NgIf is used to remove or display an element based on an expression. If the expression evaluates to true, the element is displayed, otherwise not. The difference between the HTML attribute hidden and ngIf is that in the former, the element is still present in the DOM, but not rendered. But with ngIf the element itself is removed.

  • {{ person.name }} ({{ person.age }})

Take the previous example itself, but along with the name attribute, we now also have age. Once we loop through each person, only people less than 30 years of age will be displayed with the ngIf condition.

Good to hear:

  • Give an example for each of the directives
  • Should have a grip over the syntax

Red flags:

  • No idea about the syntax
  • Don’t know what directives are

What are fat-arrow functions? Explain with an example

Fat arrow functions are sugar-coated anonymous functions. It does exactly the same thing as anonymous functions, but the syntax is slightly different. It might need a bit of getting used to, but once you down that, it becomes extremely simple to write them. Let’s contrast between the two. Below we have an example of an anonymous function:

let add = function(a, b){

return a+b;

};

The above function is self explanatory. Here is an example of a fat-arrow function:

let add = (a, b) => a + b;

What do you think of that? The whole function has been reduced dramatically and we don’t even need to use the return keyword if there’s only one a single line of code.

Good to hear:

  • Proper explanation of fat-arrow functions
  • Difference between anonymous functions in terms of syntax
  • Examples

Red flags:

  • Have never heard of fat-arrow functions
  • Cannot give examples

What are pipes in Angular and how do you use them?

If you want the data to be transformed only in the template, you use pipes. In all other scenarios, you should implement data formatting within the model itself and not through pipes. The pipe symbol |, is used to implement pipes. Angular provides a lot of built-in pipes. There are pipes for currency, uppercase, lowercase, date, decimal, percentage, JSON, slice and async. Let’s take a look at a few examples to see how we use pipes in Angular.

The first value is the actual value that you want to format. This is followed by the pipe symbol and the name of the pipe, in this case, currency. Then we specify the currency we want to convert it to. Notice the boolean value at the end? That is to determine whether the output should have the dollar symbol or not. By default it is true and you will see the $ symbol instead of USD.

We have one more example of the date pipe which is very widely used. Consider we have a date object in one of our components. By default, this is the output we get:

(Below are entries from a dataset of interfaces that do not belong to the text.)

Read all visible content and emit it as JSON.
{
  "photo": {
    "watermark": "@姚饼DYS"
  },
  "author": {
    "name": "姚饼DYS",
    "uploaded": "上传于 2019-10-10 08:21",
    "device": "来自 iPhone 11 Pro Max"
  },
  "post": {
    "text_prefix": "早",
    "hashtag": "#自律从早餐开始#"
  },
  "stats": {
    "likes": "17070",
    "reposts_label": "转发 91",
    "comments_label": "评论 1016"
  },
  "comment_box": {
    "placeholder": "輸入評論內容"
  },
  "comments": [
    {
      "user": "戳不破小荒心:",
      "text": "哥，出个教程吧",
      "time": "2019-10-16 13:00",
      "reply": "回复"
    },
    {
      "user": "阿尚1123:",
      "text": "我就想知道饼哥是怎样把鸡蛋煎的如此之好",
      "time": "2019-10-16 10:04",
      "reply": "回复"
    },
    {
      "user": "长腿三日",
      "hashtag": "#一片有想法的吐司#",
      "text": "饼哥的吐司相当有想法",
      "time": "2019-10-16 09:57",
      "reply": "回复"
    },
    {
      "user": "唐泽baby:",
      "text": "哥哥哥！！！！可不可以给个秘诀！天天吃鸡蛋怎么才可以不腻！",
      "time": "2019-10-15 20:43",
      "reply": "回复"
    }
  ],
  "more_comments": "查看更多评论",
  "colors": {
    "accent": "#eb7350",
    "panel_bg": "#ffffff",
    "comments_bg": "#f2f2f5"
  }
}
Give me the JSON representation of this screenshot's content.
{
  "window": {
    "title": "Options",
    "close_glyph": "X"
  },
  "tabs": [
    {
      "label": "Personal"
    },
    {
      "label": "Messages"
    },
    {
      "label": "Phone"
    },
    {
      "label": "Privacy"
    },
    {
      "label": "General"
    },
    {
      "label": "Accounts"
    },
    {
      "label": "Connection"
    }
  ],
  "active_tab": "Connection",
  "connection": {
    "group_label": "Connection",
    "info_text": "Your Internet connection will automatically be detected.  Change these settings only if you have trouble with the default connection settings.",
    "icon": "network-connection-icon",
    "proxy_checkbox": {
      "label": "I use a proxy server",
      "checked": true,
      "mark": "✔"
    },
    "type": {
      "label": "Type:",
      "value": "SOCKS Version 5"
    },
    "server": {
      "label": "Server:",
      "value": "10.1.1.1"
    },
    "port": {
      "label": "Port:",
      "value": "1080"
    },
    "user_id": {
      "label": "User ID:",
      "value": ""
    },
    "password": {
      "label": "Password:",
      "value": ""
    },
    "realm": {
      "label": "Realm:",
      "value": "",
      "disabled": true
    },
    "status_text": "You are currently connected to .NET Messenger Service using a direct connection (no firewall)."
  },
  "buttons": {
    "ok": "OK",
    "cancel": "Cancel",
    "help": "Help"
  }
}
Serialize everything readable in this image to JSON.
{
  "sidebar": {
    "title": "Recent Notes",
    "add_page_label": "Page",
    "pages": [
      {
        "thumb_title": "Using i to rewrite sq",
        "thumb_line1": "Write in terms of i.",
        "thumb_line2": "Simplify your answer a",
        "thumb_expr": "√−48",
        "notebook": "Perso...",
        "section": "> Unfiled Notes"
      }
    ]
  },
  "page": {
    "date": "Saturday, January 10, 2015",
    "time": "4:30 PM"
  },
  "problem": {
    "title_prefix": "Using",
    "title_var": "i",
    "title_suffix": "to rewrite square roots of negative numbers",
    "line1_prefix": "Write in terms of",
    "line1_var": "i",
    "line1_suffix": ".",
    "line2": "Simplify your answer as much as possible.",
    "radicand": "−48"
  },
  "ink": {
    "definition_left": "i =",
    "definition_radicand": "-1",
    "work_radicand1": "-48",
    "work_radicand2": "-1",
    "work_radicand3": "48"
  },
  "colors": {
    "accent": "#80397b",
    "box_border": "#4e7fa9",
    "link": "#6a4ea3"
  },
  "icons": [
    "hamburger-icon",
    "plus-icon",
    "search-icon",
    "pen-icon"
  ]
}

Now, if we apply some of the date pipes available, the output changes to:

Most of the outputs are self-explanatory. ‘yy’ represents the year with 2 digits and ‘Hm’ represents the current hour and minutes in military format.

Good to hear:

  • Should give examples for each pipe
  • Have an understanding about pipes are and where they are used

Red flags:

  • Don’t know about pipes
  • Cannot give examples

Conclusion

With those interview questions, we’ve covered some of the core fundamentals of Angular and also a few topics that people generally overlook. Remember, the clarity with which you explain the concepts and the examples that you can cite to the interviewer will take you all the way.